Add a ‘bench’ to your garden bed

For the bench you’ll need a miter saw to cut angles into the lumber. You’ll need to start with that. You should have two 8ft 2×6’s and one 10ft 2×6. Your completed garden box should be about 4’3″ wide and 8′ long, which is why you’ll need a 10′ board for the top. Cut the 10′ board into two pieces that are approximately 4’3″ long (these should be the same length as the width of your box). Now use your miter saw to cut 45 degree angles into each end of the 8′ and 4’3″ boards.

Now all you have to do is screw the bench onto the top of the garden box. You can use the same screws you used on the construction of the box. I put a screw in every 2 feet and it’s plenty secure. Use more or less as you prefer. The corner of your box will look something like the picture to the right.

Protect your garden from the sun and the cold

One great thing about gardening in the desert is that our cold season is generally pretty short and we don’t often have to cover our plants to protect them from the cold. On the other hand, shade cloth is almost an absolute necessity during the warmer months.

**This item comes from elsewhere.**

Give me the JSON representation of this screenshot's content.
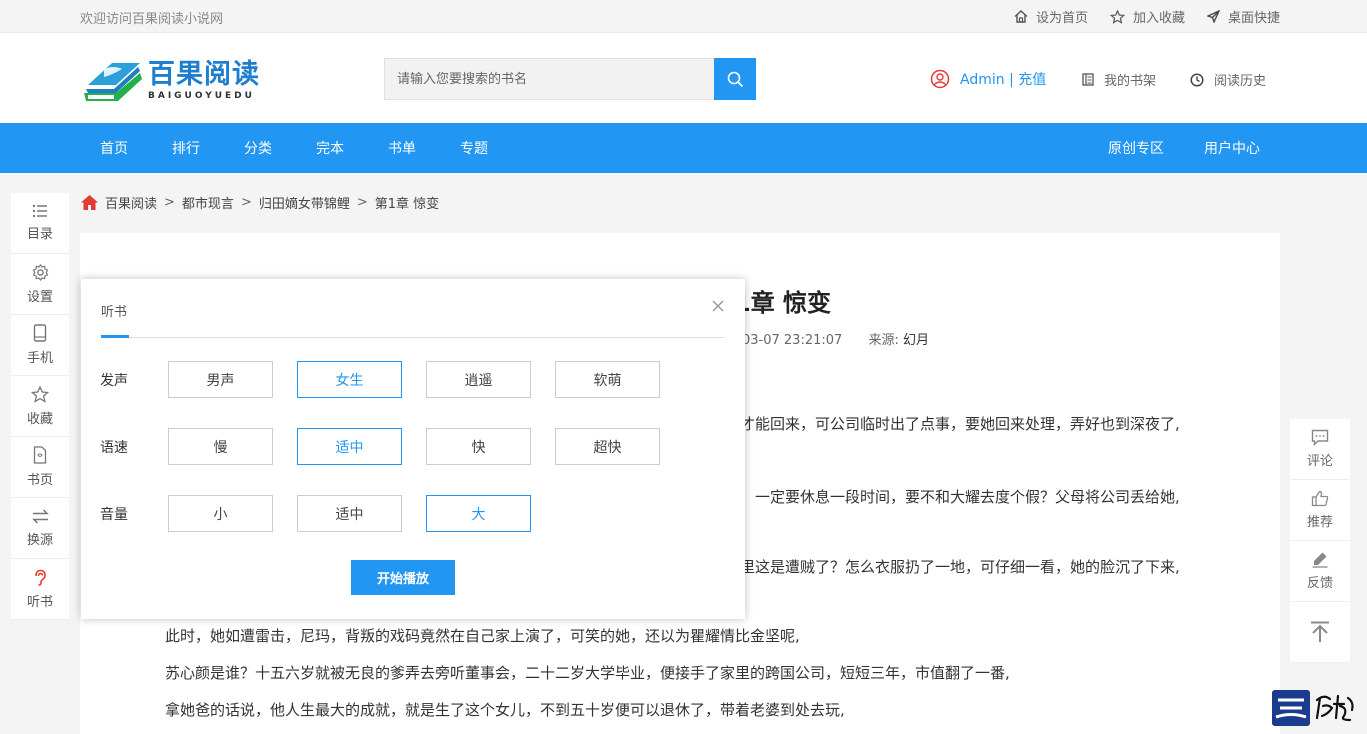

With that in mind, I wanted to make it as easy as possible to put up and take down shade cloth (and plastic during the cold season). I dug around the internet and found this idea: attach 1/2 inch PVC pipe to the edge of the box and then use 1/4 inch flexible PVC to hold up shade cloth. If you built a bench for your garden box then installing the 1/2 PVC is easy. Just drill a hole in the bench and drop the 1/2 PVC in the hole. Now you can take up and put down the 1/4 inch flexible PVC whenever you need it.

Alternatively, if you didn’t build the bench then you can just attach the 1/2 PVC with a few screws and a PVC pipe bracket. Easy as pie. Here’s one last look at the finished product:

Full view of the raised garden box I built
Notice the white 1/2 inch PVC pipe I dropped in so I can add easy shade later on.

That should do it for the instructions. Good luck building your very own raised garden bed. If you have any suggestions, questions, etc I’d love to hear them. Leave it in the comments below!

Yippee! A Seed Starting Kit!

Ok, quick question: what sounds better… seeding system or seed starting kit? Eh, I digress. Either way I now have a way to start my seeds indoors in a controlled environment. I don’t know why but every time I plant seeds outside I only have about a 50% success rate at germination. So I keep trying. Meanwhile I’m wasting seeds. I’m persistent, but sometimes I swear I’m not much of a green thumb at all.

I picked up this seeding system from Gurneys.com a few weeks ago and it finally showed up in the mail. It’s nothing amazing, but I’d imagine it gets the job done. It comes with a lid as well, to keep things nice and humid. The cool thing is those dirt ‘plugs’ fit very nicely in the styrofoam section and when you fill the green part halfway with water the styrofoam floats, so it is supposed to keep the seeds moist, but never too wet. Low tech, but ingenious. I can dig.

Now then, anyone care to play a game? Look at the picture below (click on it for a larger view) and guess what seeds are ‘planted’ in the seeding system. Before you look below the picture for the answers skip down to the comments section and tell me what you think. If anyone plays along I’m curious to see if they can guess some/all of them right.

Top down view of seeds I just planted in my seed starting kit

As you can see above there are 10 little slots for seeds. I numbered them myself so I could keep easier track of what seeds I planted where. I hope you made your guess already, because I’m about to reveal what seeds are hanging out in my seed starting kit.


  • In numbers 1, 6 and 7: Sweet Corn, “Early & Often Hybrid”
  • In numbers 2 and 3: “Mammoth” Sunflower
  • In numbers 4, 5 and 10: “Blue Lake” Pole Bean
  • In numbers 8 and 9: “Burpee’s Fordhook” Zucchini (summer squash) and Spaghetti Squash (winter variety)

I’m interested to see if I’ll be able to achieve a 100% germination rate now that I’ve started things off in a controlled environment. I’m assuming that I will, but oftentimes when it comes to plants and gardening I never know what to expect. Wish me luck!